==== DATA FOR REVIEW

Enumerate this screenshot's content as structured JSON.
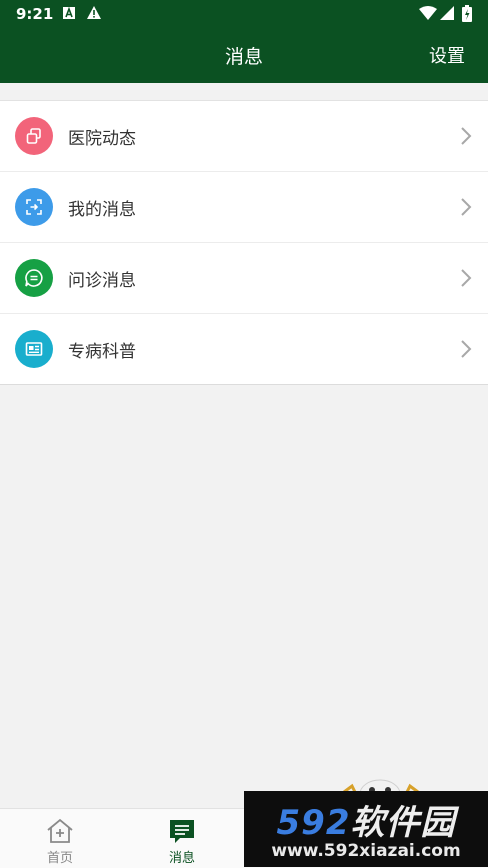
{
  "status_bar": {
    "time": "9:21"
  },
  "app_bar": {
    "title": "消息",
    "settings_label": "设置"
  },
  "menu": [
    {
      "label": "医院动态",
      "icon": "hospital-news-icon",
      "color": "#f2647a"
    },
    {
      "label": "我的消息",
      "icon": "my-message-icon",
      "color": "#3d9be9"
    },
    {
      "label": "问诊消息",
      "icon": "chat-bubble-icon",
      "color": "#16a044"
    },
    {
      "label": "专病科普",
      "icon": "newspaper-icon",
      "color": "#19aecd"
    }
  ],
  "tabs": [
    {
      "label": "首页",
      "icon": "home-icon",
      "active": false
    },
    {
      "label": "消息",
      "icon": "message-icon",
      "active": true
    }
  ],
  "watermark": {
    "logo_num": "592",
    "logo_text": "软件园",
    "url": "www.592xiazai.com"
  },
  "colors": {
    "primary": "#0b5122",
    "background": "#f2f2f2",
    "tab_inactive": "#888888"
  }
}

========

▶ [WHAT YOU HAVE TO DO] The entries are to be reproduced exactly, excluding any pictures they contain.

▶ [RESPONSE TO THE TASK]
Enumerate this screenshot's content as structured JSON.
{
  "status_bar": {
    "time": "9:21"
  },
  "app_bar": {
    "title": "消息",
    "settings_label": "设置"
  },
  "menu": [
    {
      "label": "医院动态",
      "icon": "hospital-news-icon",
      "color": "#f2647a"
    },
    {
      "label": "我的消息",
      "icon": "my-message-icon",
      "color": "#3d9be9"
    },
    {
      "label": "问诊消息",
      "icon": "chat-bubble-icon",
      "color": "#16a044"
    },
    {
      "label": "专病科普",
      "icon": "newspaper-icon",
      "color": "#19aecd"
    }
  ],
  "tabs": [
    {
      "label": "首页",
      "icon": "home-icon",
      "active": false
    },
    {
      "label": "消息",
      "icon": "message-icon",
      "active": true
    }
  ],
  "watermark": {
    "logo_num": "592",
    "logo_text": "软件园",
    "url": "www.592xiazai.com"
  },
  "colors": {
    "primary": "#0b5122",
    "background": "#f2f2f2",
    "tab_inactive": "#888888"
  }
}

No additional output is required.